While Smith believes the ‘prosumer’ approach is “definitely the future”, there are less extreme means of risk mitigation available now, such as power purchase agreements (PPAs), where power users contract to buy power directly from generators.
Smith thinks PPAs are a useful means of providing cost certainty and says “the gap is closing” between the rates generators want and the prices consumers are willing to pay. Meanwhile, some generators will accept shorter terms, which may open up the PPA market.
The year of the PPA?
Chris Bowden, managing director at Squeaky Energy, believes 2019 will be the “breakthrough year” for corporate PPAs.
Squeaky’s peer-to-peer platform connects buyers with sellers, enabling firms to buy clean power directly from generators.
“I think we are going to see a structural shift in how the market operates. Corporates will replace utilities as the primary offtakers of their power,” he says.
Bowden thinks costs have reached “an inflection point”, and points to solar deals that are “sub-fossil fuel prices” by way of example.
“Wind is very close [to that point] while in the secondary market [where older renewables schemes are coming off subsidies] you can do shorter term deals – and there is a lot of interest there,” he says.
Bowden says those market shifts mean PPAs are now viable for mid-sized firms.
“If you are spending a few million a year on electricity, what is wrong with doing a quarter of spend via a PPA and locking it in for five to 15 years?
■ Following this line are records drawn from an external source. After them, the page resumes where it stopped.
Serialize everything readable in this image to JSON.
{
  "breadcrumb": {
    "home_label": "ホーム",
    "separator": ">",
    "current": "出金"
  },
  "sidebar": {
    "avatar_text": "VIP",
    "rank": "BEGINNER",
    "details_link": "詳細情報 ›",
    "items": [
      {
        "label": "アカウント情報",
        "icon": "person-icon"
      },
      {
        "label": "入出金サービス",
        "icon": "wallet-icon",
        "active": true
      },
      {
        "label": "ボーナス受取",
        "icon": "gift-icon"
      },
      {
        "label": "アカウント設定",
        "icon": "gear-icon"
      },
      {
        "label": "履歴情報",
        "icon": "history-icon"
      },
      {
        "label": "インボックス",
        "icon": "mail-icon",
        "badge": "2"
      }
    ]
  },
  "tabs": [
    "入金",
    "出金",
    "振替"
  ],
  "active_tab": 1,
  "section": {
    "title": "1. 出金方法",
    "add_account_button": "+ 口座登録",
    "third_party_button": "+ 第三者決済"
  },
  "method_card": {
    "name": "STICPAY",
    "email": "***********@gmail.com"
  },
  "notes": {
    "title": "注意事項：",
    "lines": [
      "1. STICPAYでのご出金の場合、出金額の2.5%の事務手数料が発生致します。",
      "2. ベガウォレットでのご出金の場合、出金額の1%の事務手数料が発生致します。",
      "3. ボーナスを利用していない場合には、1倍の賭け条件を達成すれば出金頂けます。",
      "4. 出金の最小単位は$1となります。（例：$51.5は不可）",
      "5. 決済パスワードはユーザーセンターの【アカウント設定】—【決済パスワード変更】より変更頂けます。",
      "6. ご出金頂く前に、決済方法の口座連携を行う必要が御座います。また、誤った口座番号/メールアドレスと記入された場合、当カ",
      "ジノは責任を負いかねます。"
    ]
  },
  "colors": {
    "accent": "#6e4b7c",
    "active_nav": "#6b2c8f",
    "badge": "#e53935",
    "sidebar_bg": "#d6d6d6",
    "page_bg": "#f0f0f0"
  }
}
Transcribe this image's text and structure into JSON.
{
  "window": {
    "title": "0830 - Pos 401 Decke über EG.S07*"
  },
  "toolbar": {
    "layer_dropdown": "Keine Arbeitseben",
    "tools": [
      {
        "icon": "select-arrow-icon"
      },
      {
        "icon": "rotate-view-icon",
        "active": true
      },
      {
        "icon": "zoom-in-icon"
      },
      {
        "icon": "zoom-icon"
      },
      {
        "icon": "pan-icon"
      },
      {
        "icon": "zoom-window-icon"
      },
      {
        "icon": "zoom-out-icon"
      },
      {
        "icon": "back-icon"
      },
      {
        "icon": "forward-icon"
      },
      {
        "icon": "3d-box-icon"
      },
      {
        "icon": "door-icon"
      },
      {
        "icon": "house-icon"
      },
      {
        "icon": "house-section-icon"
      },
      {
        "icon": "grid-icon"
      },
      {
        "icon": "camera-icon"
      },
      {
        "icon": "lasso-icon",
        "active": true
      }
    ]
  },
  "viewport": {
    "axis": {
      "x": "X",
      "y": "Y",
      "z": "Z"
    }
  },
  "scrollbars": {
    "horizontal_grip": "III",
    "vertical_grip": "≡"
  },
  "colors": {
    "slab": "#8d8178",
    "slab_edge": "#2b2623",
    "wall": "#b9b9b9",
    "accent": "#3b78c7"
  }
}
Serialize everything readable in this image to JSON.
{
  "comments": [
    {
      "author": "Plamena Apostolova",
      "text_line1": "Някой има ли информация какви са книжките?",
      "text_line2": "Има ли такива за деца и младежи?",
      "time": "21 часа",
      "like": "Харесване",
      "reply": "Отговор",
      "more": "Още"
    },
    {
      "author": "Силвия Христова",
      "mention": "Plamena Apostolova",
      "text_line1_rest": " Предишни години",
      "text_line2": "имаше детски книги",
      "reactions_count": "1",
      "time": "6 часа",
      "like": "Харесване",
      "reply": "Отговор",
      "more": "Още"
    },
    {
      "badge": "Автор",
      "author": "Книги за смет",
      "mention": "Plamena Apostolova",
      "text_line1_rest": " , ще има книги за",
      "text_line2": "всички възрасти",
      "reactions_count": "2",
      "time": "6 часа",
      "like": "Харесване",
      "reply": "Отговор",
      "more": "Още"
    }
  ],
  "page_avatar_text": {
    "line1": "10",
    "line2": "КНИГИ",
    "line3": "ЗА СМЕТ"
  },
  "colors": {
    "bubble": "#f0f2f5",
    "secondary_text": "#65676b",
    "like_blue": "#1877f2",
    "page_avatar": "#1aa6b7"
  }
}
I think a lot more people are coming around to that view.”
This article was originally published in The Energyst’s January print issue. If you have some responsibility for energy or carbon within your organisation, you probably qualify for a free subscription.